- AVAILABLE RECORDS:
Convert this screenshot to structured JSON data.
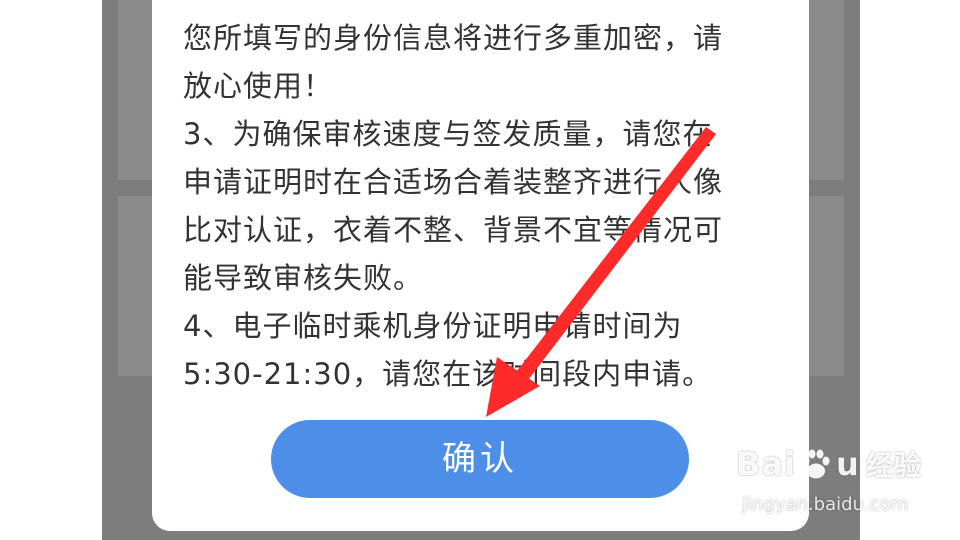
{
  "dialog": {
    "paragraphs": [
      {
        "lines": [
          "您所填写的身份信息将进行多重加密，请",
          "放心使用！"
        ]
      },
      {
        "lines": [
          "3、为确保审核速度与签发质量，请您在",
          "申请证明时在合适场合着装整齐进行人像",
          "比对认证，衣着不整、背景不宜等情况可",
          "能导致审核失败。"
        ]
      },
      {
        "lines": [
          "4、电子临时乘机身份证明申请时间为",
          "5:30-21:30，请您在该时间段内申请。"
        ]
      }
    ],
    "confirm_label": "确认"
  },
  "annotation": {
    "arrow_color": "#ff2a2a",
    "icon": "red-arrow-icon"
  },
  "watermark": {
    "brand_left": "Bai",
    "brand_right": "u",
    "brand_cn": "经验",
    "url": "jingyan.baidu.com",
    "icon": "baidu-paw-icon"
  },
  "colors": {
    "backdrop": "#7d7d7d",
    "dialog": "#ffffff",
    "text": "#333333",
    "button": "#4c8ee8",
    "button_text": "#ffffff"
  }
}
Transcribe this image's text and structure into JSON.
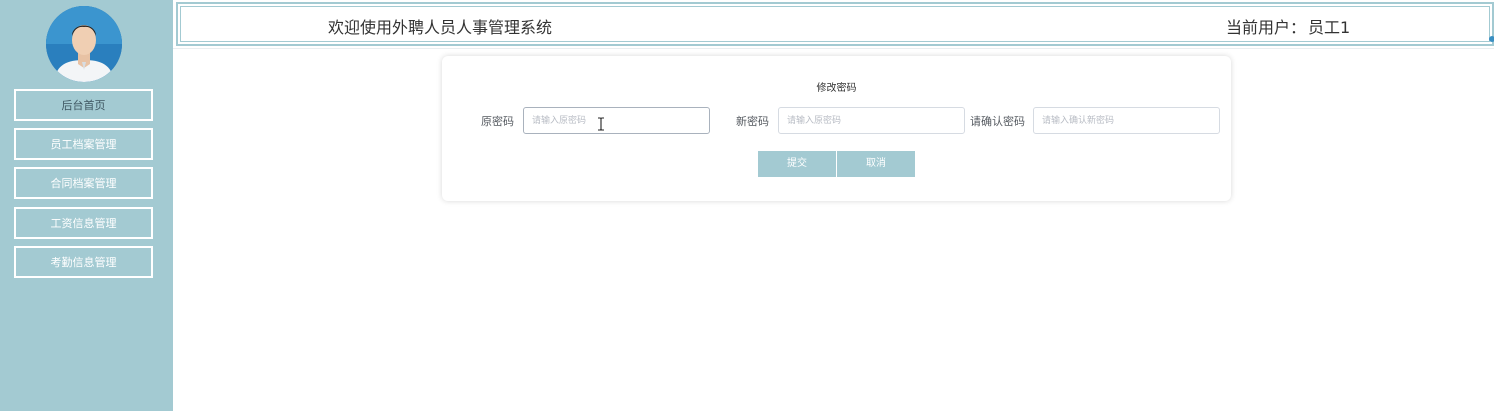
{
  "sidebar": {
    "items": [
      {
        "label": "后台首页",
        "active": true
      },
      {
        "label": "员工档案管理"
      },
      {
        "label": "合同档案管理"
      },
      {
        "label": "工资信息管理"
      },
      {
        "label": "考勤信息管理"
      }
    ]
  },
  "header": {
    "title": "欢迎使用外聘人员人事管理系统",
    "user_prefix": "当前用户：",
    "user_name": "员工1"
  },
  "form": {
    "title": "修改密码",
    "fields": [
      {
        "label": "原密码",
        "placeholder": "请输入原密码",
        "value": ""
      },
      {
        "label": "新密码",
        "placeholder": "请输入原密码",
        "value": ""
      },
      {
        "label": "请确认密码",
        "placeholder": "请输入确认新密码",
        "value": ""
      }
    ],
    "submit_label": "提交",
    "cancel_label": "取消"
  },
  "colors": {
    "sidebar_bg": "#a3cad2",
    "accent": "#a3cad2",
    "text": "#333333"
  },
  "icons": {
    "avatar": "user-photo",
    "cursor": "text-cursor-icon"
  }
}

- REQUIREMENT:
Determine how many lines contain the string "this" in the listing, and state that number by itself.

- WRITTEN SOLUTION:
2